─── GIVEN ENTRIES ───
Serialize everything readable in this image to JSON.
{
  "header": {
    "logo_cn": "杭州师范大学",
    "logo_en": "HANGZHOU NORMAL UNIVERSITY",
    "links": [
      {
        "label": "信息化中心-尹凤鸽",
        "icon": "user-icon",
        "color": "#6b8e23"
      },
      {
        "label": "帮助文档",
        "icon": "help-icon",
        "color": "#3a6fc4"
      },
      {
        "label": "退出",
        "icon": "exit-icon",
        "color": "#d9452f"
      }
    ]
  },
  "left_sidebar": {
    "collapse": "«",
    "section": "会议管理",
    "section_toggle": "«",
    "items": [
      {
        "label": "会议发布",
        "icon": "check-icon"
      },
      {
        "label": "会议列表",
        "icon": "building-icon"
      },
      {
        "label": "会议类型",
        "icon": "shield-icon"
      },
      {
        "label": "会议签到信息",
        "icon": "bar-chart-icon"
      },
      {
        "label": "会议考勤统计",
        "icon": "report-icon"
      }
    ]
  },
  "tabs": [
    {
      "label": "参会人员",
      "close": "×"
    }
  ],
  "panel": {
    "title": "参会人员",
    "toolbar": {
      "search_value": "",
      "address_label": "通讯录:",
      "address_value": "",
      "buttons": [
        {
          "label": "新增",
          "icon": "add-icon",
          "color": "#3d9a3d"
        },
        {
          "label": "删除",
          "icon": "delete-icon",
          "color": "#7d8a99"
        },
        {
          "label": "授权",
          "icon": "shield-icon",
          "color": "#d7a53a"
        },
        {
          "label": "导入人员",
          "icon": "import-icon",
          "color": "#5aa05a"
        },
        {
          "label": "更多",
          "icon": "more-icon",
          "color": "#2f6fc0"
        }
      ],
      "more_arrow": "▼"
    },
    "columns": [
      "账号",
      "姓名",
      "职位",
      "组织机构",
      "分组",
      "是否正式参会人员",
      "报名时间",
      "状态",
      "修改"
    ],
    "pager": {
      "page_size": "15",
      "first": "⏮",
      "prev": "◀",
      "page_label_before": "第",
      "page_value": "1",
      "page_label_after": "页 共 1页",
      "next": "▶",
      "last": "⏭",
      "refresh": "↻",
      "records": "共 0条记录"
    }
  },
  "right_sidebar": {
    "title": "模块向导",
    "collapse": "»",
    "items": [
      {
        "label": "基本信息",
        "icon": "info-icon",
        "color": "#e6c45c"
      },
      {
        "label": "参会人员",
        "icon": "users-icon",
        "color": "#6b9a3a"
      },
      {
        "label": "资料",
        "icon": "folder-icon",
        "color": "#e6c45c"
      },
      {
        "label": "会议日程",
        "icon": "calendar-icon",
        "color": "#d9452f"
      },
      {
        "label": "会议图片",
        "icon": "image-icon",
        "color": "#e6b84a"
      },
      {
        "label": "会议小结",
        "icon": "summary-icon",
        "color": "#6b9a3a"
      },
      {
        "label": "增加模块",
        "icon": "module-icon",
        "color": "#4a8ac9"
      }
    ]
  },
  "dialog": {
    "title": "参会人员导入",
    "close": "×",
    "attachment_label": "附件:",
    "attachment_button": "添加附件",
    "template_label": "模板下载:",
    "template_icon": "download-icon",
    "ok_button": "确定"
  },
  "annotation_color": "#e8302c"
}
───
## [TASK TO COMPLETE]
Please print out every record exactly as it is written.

## [YOUR SOLUTION]
Serialize everything readable in this image to JSON.
{
  "header": {
    "logo_cn": "杭州师范大学",
    "logo_en": "HANGZHOU NORMAL UNIVERSITY",
    "links": [
      {
        "label": "信息化中心-尹凤鸽",
        "icon": "user-icon",
        "color": "#6b8e23"
      },
      {
        "label": "帮助文档",
        "icon": "help-icon",
        "color": "#3a6fc4"
      },
      {
        "label": "退出",
        "icon": "exit-icon",
        "color": "#d9452f"
      }
    ]
  },
  "left_sidebar": {
    "collapse": "«",
    "section": "会议管理",
    "section_toggle": "«",
    "items": [
      {
        "label": "会议发布",
        "icon": "check-icon"
      },
      {
        "label": "会议列表",
        "icon": "building-icon"
      },
      {
        "label": "会议类型",
        "icon": "shield-icon"
      },
      {
        "label": "会议签到信息",
        "icon": "bar-chart-icon"
      },
      {
        "label": "会议考勤统计",
        "icon": "report-icon"
      }
    ]
  },
  "tabs": [
    {
      "label": "参会人员",
      "close": "×"
    }
  ],
  "panel": {
    "title": "参会人员",
    "toolbar": {
      "search_value": "",
      "address_label": "通讯录:",
      "address_value": "",
      "buttons": [
        {
          "label": "新增",
          "icon": "add-icon",
          "color": "#3d9a3d"
        },
        {
          "label": "删除",
          "icon": "delete-icon",
          "color": "#7d8a99"
        },
        {
          "label": "授权",
          "icon": "shield-icon",
          "color": "#d7a53a"
        },
        {
          "label": "导入人员",
          "icon": "import-icon",
          "color": "#5aa05a"
        },
        {
          "label": "更多",
          "icon": "more-icon",
          "color": "#2f6fc0"
        }
      ],
      "more_arrow": "▼"
    },
    "columns": [
      "账号",
      "姓名",
      "职位",
      "组织机构",
      "分组",
      "是否正式参会人员",
      "报名时间",
      "状态",
      "修改"
    ],
    "pager": {
      "page_size": "15",
      "first": "⏮",
      "prev": "◀",
      "page_label_before": "第",
      "page_value": "1",
      "page_label_after": "页 共 1页",
      "next": "▶",
      "last": "⏭",
      "refresh": "↻",
      "records": "共 0条记录"
    }
  },
  "right_sidebar": {
    "title": "模块向导",
    "collapse": "»",
    "items": [
      {
        "label": "基本信息",
        "icon": "info-icon",
        "color": "#e6c45c"
      },
      {
        "label": "参会人员",
        "icon": "users-icon",
        "color": "#6b9a3a"
      },
      {
        "label": "资料",
        "icon": "folder-icon",
        "color": "#e6c45c"
      },
      {
        "label": "会议日程",
        "icon": "calendar-icon",
        "color": "#d9452f"
      },
      {
        "label": "会议图片",
        "icon": "image-icon",
        "color": "#e6b84a"
      },
      {
        "label": "会议小结",
        "icon": "summary-icon",
        "color": "#6b9a3a"
      },
      {
        "label": "增加模块",
        "icon": "module-icon",
        "color": "#4a8ac9"
      }
    ]
  },
  "dialog": {
    "title": "参会人员导入",
    "close": "×",
    "attachment_label": "附件:",
    "attachment_button": "添加附件",
    "template_label": "模板下载:",
    "template_icon": "download-icon",
    "ok_button": "确定"
  },
  "annotation_color": "#e8302c"
}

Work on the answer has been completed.